____ Source material
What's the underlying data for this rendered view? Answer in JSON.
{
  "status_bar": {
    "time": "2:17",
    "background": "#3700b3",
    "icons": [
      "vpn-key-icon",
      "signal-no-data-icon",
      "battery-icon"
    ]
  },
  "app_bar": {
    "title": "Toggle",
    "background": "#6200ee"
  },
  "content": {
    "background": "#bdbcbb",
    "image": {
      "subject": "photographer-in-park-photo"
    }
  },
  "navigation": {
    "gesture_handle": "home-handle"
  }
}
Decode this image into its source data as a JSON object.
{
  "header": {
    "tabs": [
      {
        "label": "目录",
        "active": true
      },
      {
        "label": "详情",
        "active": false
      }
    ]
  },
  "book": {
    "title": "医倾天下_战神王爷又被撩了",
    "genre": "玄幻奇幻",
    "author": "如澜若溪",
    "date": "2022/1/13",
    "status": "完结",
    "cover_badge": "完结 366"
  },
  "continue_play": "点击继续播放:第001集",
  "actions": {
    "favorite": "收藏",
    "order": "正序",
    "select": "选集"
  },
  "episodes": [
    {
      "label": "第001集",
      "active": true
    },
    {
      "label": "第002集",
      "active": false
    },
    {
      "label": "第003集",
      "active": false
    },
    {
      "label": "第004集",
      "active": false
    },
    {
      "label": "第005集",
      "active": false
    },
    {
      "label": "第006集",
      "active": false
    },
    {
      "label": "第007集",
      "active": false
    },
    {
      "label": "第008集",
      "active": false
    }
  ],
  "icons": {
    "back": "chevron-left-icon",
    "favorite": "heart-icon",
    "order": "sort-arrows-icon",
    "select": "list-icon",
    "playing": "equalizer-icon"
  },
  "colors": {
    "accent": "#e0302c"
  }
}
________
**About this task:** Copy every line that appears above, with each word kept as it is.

**Reply to the task:**
What's the underlying data for this rendered view? Answer in JSON.
{
  "status_bar": {
    "time": "2:17",
    "background": "#3700b3",
    "icons": [
      "vpn-key-icon",
      "signal-no-data-icon",
      "battery-icon"
    ]
  },
  "app_bar": {
    "title": "Toggle",
    "background": "#6200ee"
  },
  "content": {
    "background": "#bdbcbb",
    "image": {
      "subject": "photographer-in-park-photo"
    }
  },
  "navigation": {
    "gesture_handle": "home-handle"
  }
}
Decode this image into its source data as a JSON object.
{
  "header": {
    "tabs": [
      {
        "label": "目录",
        "active": true
      },
      {
        "label": "详情",
        "active": false
      }
    ]
  },
  "book": {
    "title": "医倾天下_战神王爷又被撩了",
    "genre": "玄幻奇幻",
    "author": "如澜若溪",
    "date": "2022/1/13",
    "status": "完结",
    "cover_badge": "完结 366"
  },
  "continue_play": "点击继续播放:第001集",
  "actions": {
    "favorite": "收藏",
    "order": "正序",
    "select": "选集"
  },
  "episodes": [
    {
      "label": "第001集",
      "active": true
    },
    {
      "label": "第002集",
      "active": false
    },
    {
      "label": "第003集",
      "active": false
    },
    {
      "label": "第004集",
      "active": false
    },
    {
      "label": "第005集",
      "active": false
    },
    {
      "label": "第006集",
      "active": false
    },
    {
      "label": "第007集",
      "active": false
    },
    {
      "label": "第008集",
      "active": false
    }
  ],
  "icons": {
    "back": "chevron-left-icon",
    "favorite": "heart-icon",
    "order": "sort-arrows-icon",
    "select": "list-icon",
    "playing": "equalizer-icon"
  },
  "colors": {
    "accent": "#e0302c"
  }
}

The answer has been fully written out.